Solidarity is very important in asserting influences we cannot initiate as individuals since in unison, we are heard – and our voices cannot be ignored.
SOMU lacks this backing since there is no stern student back up in push to implement policies that are our priorities.
The three-semester tenure makes the regime vulnerable and susceptible to manipulation hence, no certainty of delivering, as it is predetermined as rite of passage – incinerated with strike-moods due to tension and insatiable needs promised to gunner votes; none of which are addressed promptly.
The toothless individuals in office are there for a stale reputation, fame, and meandrous C.V-making orgy. “After all we came to Maseno for a degree and we shall exit after the four years’ hell-experience,” a fools brain in monologue! We should leave Maseno a better place than we found it.
A question will be directed to you on what improvements in terms of policies or development you did bring during your tenure – NOTHING – apart from your gibberish fat plastic grin and attending conferences spending our money besides your monthly salary- save for banging around!

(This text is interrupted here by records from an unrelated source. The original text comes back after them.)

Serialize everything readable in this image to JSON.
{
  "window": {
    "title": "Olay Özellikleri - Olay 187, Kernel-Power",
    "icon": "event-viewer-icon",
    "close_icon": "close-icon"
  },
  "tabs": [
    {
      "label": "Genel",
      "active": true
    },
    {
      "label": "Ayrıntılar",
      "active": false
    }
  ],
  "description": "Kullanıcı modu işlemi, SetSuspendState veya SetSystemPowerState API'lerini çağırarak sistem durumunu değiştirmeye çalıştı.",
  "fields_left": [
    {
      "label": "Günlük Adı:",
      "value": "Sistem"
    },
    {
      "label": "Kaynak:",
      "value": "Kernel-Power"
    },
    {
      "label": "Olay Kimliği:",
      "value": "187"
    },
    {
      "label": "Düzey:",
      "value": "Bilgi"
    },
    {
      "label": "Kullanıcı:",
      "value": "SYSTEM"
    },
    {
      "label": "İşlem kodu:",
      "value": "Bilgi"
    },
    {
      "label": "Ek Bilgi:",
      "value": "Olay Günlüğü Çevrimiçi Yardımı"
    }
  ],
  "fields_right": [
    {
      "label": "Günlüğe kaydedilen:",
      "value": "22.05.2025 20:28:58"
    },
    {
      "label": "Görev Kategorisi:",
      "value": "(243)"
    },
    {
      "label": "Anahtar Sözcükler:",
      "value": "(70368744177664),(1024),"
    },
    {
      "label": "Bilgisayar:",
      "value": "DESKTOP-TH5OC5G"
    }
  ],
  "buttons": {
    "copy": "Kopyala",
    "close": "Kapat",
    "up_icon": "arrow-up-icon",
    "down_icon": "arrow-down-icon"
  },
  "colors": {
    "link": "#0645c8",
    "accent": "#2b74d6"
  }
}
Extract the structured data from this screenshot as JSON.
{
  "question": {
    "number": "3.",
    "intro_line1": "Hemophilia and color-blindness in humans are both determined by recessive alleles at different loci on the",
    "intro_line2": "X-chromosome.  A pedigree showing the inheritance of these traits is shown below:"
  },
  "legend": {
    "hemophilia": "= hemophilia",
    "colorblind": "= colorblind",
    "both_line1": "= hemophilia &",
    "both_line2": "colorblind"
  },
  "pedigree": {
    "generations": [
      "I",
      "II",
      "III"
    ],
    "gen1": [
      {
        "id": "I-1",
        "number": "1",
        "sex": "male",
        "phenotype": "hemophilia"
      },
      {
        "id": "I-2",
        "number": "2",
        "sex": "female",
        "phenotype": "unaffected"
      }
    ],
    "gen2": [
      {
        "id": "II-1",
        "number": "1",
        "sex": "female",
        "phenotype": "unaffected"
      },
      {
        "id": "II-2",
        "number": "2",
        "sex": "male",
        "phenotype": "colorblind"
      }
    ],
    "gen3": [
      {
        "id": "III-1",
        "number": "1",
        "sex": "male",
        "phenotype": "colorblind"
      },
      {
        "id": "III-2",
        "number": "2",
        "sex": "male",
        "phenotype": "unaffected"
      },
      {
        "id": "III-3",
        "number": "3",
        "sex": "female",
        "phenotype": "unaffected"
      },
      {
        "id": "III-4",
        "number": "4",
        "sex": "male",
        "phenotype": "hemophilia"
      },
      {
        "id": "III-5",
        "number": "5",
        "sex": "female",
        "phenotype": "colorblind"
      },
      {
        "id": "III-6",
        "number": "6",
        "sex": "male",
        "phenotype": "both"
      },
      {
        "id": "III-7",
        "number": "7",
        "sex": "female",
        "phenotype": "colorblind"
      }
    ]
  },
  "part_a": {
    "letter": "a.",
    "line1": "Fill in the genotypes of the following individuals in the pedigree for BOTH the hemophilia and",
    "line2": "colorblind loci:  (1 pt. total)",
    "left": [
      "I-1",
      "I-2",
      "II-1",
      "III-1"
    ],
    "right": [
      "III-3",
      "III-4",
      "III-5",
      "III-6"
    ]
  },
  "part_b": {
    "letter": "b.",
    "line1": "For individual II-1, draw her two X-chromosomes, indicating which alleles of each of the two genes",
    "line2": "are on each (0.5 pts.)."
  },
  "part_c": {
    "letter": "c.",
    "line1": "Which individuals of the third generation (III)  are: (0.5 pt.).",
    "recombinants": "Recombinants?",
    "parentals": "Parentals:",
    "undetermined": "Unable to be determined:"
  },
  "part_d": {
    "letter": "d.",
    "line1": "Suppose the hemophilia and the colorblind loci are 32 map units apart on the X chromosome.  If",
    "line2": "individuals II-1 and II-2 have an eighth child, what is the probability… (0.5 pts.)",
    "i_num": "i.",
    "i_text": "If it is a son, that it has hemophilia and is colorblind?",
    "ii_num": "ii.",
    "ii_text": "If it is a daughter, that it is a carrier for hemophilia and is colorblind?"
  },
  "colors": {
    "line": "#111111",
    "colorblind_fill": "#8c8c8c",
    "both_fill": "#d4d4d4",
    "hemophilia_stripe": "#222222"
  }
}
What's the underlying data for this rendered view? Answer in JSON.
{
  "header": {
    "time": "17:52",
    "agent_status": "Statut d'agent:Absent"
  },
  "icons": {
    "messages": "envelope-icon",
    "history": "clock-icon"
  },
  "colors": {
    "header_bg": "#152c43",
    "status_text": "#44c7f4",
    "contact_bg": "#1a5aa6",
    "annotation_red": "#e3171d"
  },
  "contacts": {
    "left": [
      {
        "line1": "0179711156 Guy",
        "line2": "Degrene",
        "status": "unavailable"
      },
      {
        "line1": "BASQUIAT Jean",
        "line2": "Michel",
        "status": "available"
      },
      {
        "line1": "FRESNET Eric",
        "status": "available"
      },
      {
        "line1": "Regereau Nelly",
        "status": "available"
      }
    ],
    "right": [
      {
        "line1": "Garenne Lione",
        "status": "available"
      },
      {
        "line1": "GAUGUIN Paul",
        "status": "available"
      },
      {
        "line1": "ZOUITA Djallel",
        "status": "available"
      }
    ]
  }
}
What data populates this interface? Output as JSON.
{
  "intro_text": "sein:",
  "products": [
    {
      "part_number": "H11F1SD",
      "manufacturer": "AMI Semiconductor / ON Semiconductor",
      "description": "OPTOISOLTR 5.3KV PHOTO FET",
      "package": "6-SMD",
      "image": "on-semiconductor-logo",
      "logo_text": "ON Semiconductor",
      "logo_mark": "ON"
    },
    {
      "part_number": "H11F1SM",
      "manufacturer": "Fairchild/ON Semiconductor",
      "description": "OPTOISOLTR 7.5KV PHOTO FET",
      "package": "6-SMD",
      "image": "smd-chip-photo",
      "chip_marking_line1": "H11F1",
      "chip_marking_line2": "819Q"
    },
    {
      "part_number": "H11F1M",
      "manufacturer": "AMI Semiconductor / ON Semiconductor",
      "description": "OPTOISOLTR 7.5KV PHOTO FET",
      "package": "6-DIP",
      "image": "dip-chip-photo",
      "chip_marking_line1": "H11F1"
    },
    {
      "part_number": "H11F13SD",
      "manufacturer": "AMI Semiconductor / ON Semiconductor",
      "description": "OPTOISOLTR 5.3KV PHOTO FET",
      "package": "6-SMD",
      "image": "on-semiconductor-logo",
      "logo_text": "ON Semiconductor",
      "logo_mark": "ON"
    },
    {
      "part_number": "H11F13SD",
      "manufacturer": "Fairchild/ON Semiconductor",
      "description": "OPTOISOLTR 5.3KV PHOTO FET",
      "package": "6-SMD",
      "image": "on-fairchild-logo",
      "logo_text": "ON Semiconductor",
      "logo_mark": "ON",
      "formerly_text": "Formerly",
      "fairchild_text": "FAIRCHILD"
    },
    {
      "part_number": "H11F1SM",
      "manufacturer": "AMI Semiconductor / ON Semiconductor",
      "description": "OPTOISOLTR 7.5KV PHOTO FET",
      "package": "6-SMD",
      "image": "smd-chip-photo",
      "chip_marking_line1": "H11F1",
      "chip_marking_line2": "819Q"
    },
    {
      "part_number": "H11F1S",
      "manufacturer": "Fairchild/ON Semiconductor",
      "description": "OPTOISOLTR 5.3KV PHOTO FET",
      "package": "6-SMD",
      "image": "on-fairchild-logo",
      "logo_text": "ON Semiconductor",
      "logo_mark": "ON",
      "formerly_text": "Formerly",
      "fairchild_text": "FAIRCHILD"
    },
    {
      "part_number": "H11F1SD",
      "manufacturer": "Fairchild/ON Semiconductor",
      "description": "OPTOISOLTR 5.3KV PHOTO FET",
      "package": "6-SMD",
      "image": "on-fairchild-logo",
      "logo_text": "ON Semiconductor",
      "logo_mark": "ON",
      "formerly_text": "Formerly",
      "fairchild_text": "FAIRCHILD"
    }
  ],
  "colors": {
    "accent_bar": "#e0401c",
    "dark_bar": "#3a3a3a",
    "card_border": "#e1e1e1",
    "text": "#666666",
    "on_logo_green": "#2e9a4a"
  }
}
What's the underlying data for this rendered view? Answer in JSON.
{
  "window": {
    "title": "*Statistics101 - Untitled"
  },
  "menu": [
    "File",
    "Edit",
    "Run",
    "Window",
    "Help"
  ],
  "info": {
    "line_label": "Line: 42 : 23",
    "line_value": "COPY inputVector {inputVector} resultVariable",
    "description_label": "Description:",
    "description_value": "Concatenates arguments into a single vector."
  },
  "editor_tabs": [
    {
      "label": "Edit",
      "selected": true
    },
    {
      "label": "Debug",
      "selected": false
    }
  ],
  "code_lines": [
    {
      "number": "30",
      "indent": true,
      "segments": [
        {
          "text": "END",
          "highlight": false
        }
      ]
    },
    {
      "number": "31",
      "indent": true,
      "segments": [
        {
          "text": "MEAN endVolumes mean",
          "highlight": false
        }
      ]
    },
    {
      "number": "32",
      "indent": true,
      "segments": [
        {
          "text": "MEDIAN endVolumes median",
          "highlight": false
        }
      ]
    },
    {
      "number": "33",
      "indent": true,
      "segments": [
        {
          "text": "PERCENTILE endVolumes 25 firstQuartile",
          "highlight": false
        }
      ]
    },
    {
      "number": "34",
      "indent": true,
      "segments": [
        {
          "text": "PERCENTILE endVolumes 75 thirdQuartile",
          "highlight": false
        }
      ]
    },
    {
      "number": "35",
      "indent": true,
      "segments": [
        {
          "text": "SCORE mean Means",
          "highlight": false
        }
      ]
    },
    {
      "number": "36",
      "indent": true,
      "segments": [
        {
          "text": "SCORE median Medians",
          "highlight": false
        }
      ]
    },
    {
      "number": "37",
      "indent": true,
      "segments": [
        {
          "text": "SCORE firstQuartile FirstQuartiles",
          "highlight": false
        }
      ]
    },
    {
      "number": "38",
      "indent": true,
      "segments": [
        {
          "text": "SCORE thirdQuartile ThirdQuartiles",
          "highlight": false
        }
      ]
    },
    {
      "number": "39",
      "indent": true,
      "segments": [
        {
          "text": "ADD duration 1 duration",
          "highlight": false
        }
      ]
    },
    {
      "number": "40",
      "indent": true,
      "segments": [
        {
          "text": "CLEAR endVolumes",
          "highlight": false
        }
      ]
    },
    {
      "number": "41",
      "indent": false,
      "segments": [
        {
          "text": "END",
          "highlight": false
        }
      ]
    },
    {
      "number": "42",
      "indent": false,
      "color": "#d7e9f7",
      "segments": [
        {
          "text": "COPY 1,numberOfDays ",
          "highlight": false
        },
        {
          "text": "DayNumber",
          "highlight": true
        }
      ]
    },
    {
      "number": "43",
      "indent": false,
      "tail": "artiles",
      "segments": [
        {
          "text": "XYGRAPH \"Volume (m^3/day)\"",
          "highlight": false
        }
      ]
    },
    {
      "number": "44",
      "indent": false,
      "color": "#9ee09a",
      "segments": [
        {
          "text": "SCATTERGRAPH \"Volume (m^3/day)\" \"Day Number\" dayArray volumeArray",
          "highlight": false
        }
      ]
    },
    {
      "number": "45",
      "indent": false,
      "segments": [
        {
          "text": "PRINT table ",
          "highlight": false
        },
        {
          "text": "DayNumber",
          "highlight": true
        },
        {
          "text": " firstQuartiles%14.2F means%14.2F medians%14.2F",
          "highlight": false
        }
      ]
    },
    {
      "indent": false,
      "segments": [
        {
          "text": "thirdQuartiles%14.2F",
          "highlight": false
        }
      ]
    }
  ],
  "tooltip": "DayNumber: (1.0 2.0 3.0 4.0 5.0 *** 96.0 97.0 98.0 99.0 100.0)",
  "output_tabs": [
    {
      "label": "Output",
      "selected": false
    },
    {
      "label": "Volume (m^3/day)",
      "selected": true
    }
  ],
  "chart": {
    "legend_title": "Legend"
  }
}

The academic doctrine designed by the bureaucracy impairs the officials’ vigor rendering them compromised to the verge of losing focus on implementing their manifesto – even a word.
SOMU ought to be INDEPENDENT rather than being a puppet faction that deserves obliteration. This is the only remedy to stop these politics of stagnation where regimes come and pass without any betterment and improvement of students’ welfare!
We need checks and balances, we need a watchdog to monitor whether there is implementation of policies or not.
Lastly, we need clausal provision in the SOMU constitution offering impeachment of lame leadership for better ones.
We need to revolutionize how we manage our affairs if we really want to translate the over-preached ‘CHANGE’ into practical reality – lest stagnation reigns still.
Comrade Unity will uproot Maseno from its mud-stagnation of poor standards as it hastily macerates and retrogresses to ‘crumble’.
Let us unite to demand for checks and balances; though i have a feeling there should be an officiated independent and vibrant opposition organization to wield pressure on the ruling regime to make them deliver and stop being impertinent puppets of ghost machinery!
Autocracy takes its course when a regime becomes lame! COMRADES WAKE UP AND UNITE, dog days are gone.